It’s been more than a year since Avianca first announced it was buying low-cost operator Viva Air, and now, the deal is dead… as is Viva. After many twists and turns, the government tried to extract too much and Avianca finally decided to just walk away. This should mark the end of Viva entirely, though stranger things have happened.
The Colombian market has seen what can only be described as whiplash in recent years as low cost operators have started and then failed. Just take a look at this chart showing domestic seats over time.
Domestic Colombia Departing Seats by Month
After being fairly steady in the 2.5 million monthly seat range, seats exploded to the point where they crossed 4 million as recently as this January. Then the wheels fell off.
Viva was the third largest domestic airline in the country after Avianca and LATAM. With the government waiting so long to determine whether or not to allow Avianca to acquire the money-losing airline, Viva had no choice but to suspend flights at the end of February. It went from having 17 percent of domestic departing seats in January to none now. Another hopeful low-cost operator Ultra Air lived an even shorter life, suspending its flights at the end of March. Together they had more than a quarter of the market.
This shift has dropped domestic seats in May by 18 percent versus January, and well, you can imagine what it did to market share…
Domestic Colombia Seat Share May vs January 2023
Avianca has stepped up with more capacity and has grown its position to now control more than half the seats in the domestic market. This is what all the regulatory hemming and hawing was supposed to prevent, but instead it just crushed any hope of Viva having any future.
Just a few days ago, Colombia’s regulator Aerocivil put out Resolution 873 finalizing the conditions it would impose upon Avianca if it acquired the corpse of Viva. It gave Avianca 5 business days to firm up its plans, and Avianca firmed those up by saying “no thanks.”
What was so problematic? Well, I invite you to read through all 230 pages of Spanish legalese, but in short there were seven conditions imposed upon Avianca if it decided to move forward.
A note: please have mercy for anything I may have misinterpreted. This is entirely from my own Spanish skills and some help from Google Translate, so it likely isn’t perfect.
- Reaccommodate all Viva passengers on new flights at no charge if their original flights won’t operate OR refund them

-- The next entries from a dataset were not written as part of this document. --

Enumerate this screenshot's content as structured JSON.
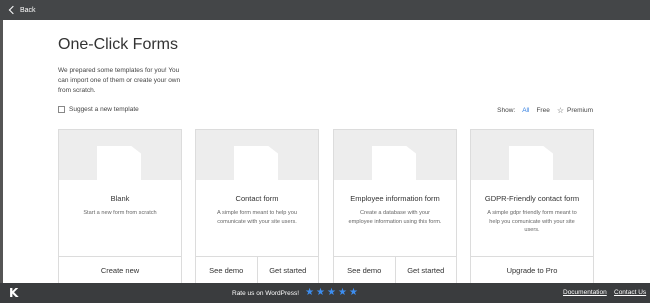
{
  "topbar": {
    "back_label": "Back"
  },
  "page": {
    "title": "One-Click Forms",
    "intro": "We prepared some templates for you! You can import one of them or create your own from scratch."
  },
  "suggest": {
    "label": "Suggest a new template"
  },
  "filter": {
    "show_label": "Show:",
    "all_label": "All",
    "free_label": "Free",
    "premium_label": "Premium"
  },
  "cards": [
    {
      "name": "Blank",
      "desc": "Start a new form from scratch",
      "actions": [
        "Create new"
      ]
    },
    {
      "name": "Contact form",
      "desc": "A simple form meant to help you comunicate with your site users.",
      "actions": [
        "See demo",
        "Get started"
      ]
    },
    {
      "name": "Employee information form",
      "desc": "Create a database with your employee information using this form.",
      "actions": [
        "See demo",
        "Get started"
      ]
    },
    {
      "name": "GDPR-Friendly contact form",
      "desc": "A simple gdpr friendly form meant to help you comunicate with your site users.",
      "actions": [
        "Upgrade to Pro"
      ]
    }
  ],
  "footer": {
    "logo_letter": "K",
    "rate_label": "Rate us on WordPress!",
    "rating": 5,
    "documentation_label": "Documentation",
    "contact_label": "Contact Us"
  },
  "colors": {
    "accent": "#2f7de1",
    "star": "#3d8ef0",
    "topbar": "#444648",
    "footer": "#3a3c3e"
  }
}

- Cut the yield by 10 percent in markets where Avianca and Viva combined have a monpoly
- Using the Viva brand, labor agreements, and model, keep service for three years on all routes where Viva was the only operator or where Viva and Avianca combined had more than 75 percent share

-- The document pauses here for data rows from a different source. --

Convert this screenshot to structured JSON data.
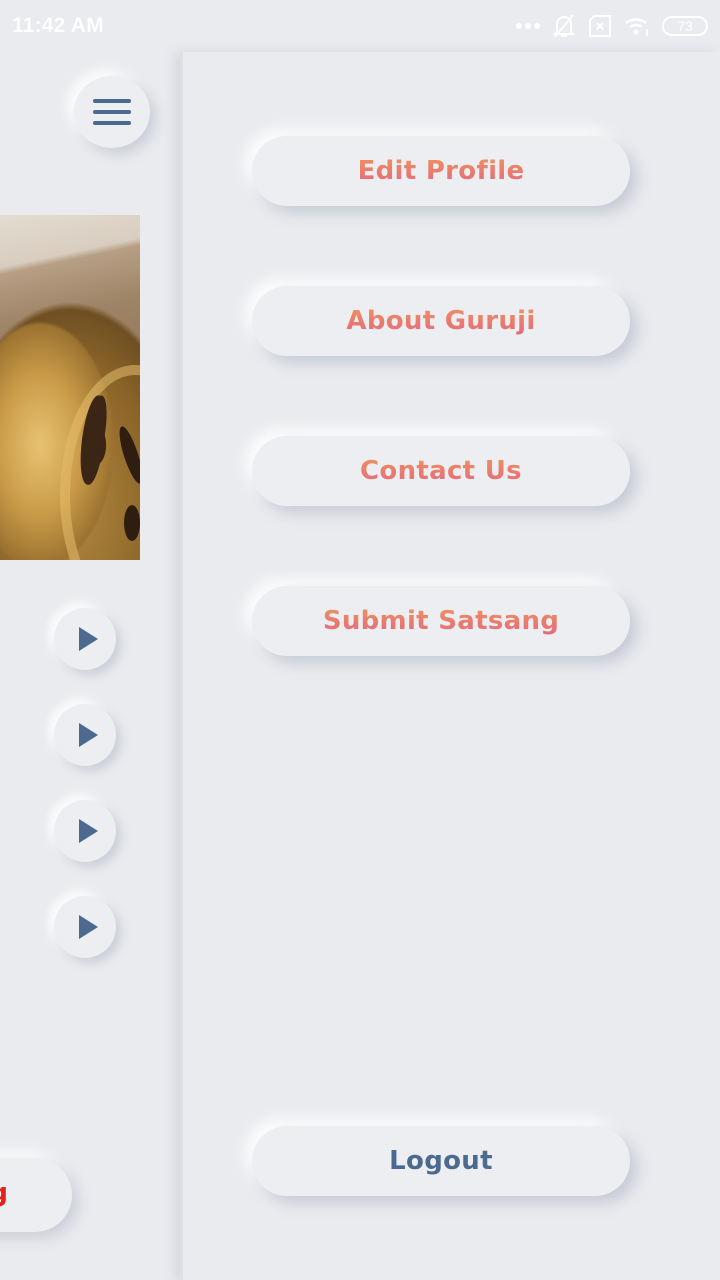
{
  "status_bar": {
    "time": "11:42 AM",
    "icons": [
      "more-dots-icon",
      "notifications-muted-icon",
      "sim-off-icon",
      "wifi-icon",
      "battery-icon"
    ],
    "battery_level": "73"
  },
  "main_screen": {
    "menu_icon": "hamburger-menu-icon",
    "hero_image_alt": "Golden statue",
    "play_buttons": [
      {
        "icon": "play-icon"
      },
      {
        "icon": "play-icon"
      },
      {
        "icon": "play-icon"
      },
      {
        "icon": "play-icon"
      }
    ],
    "bottom_button_partial_text": "g"
  },
  "drawer": {
    "items": [
      {
        "label": "Edit Profile"
      },
      {
        "label": "About Guruji"
      },
      {
        "label": "Contact Us"
      },
      {
        "label": "Submit Satsang"
      }
    ],
    "logout_label": "Logout"
  },
  "colors": {
    "background": "#eaebef",
    "accent_gradient_top": "#ef9460",
    "accent_gradient_bottom": "#e46a82",
    "icon_blue": "#4c6a8f",
    "partial_red": "#e0241b"
  }
}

- Return 33.6 average daily departing and 31.4 arriving slots at Bogotá El Dorado Airport for summer and 47.9/67.7 in winter
- Keep all existing Viva interline agreements for three years
- Enter into and maintain non-exclusive interline or codeshare agreements with SATENA, the air force-owned airline that serves many smaller Colombian cities
- Return a frequency in the Colombia-Argentina bilateral to be distributed to another carrier (if one wants it) since Avianca now has the monopoly
That’s quite the list, and really, it’s crazy to think Avianca would agree to it. We have to start by thinking about Avianca’s motivations here. The airline obviously would most want to take over Viva in order to get a hold of its slots in Bogotá. That is a constrained airport, and it’s not easy to grow. So, if Avianca can buy Viva and get more slots, it’s willing to deal with other conditions.
The problem is, Avianca has to give back a lot of slots, and unless my math is wrong, it looks like more slots than it would have acquired from Viva in the first place. This just seems so strange, so I have to assume my math is wrong. But the reality is that even in a best case scenario, it’s not gaining much. Avianca says as much, noting it had offered to give back 75 percent of Viva’s Bogotá slots, but Aerocivil “demanded the return of such a number of slots that would not allow Viva to base a single aircraft at the country’s main airport efficiently.”
At the same time, some of the restrictions it would have to accept are pretty onerous. Cut yields on markets where there’s now a monopoly? Keep Viva as a separate brand to serve markets that are now overly dominated by Avianca? That’s quite the drag.
This isn’t a perfect map, because I didn’t get into the details of exactly when the sample period is or which routes meet the threshold, but it’s probably something like this that would have to be maintained:
In other words, this isn’t a tiny operation. It would likely end up being a significant burden for Avianca, but it was a burden that might have been worth it for enough in exchange.
Remember, Viva hasn’t flown for nearly 3 months, and it becomes less and less valuable every day. It makes no sense for Avianca to agree to these demands, so instead it can just go its own way. Maybe someone with a head injury or painfully low IQ will decide to buy the remains of Viva, but more likely than not, this will just create opportunity for organic growth for those airlines that remain flying in the country.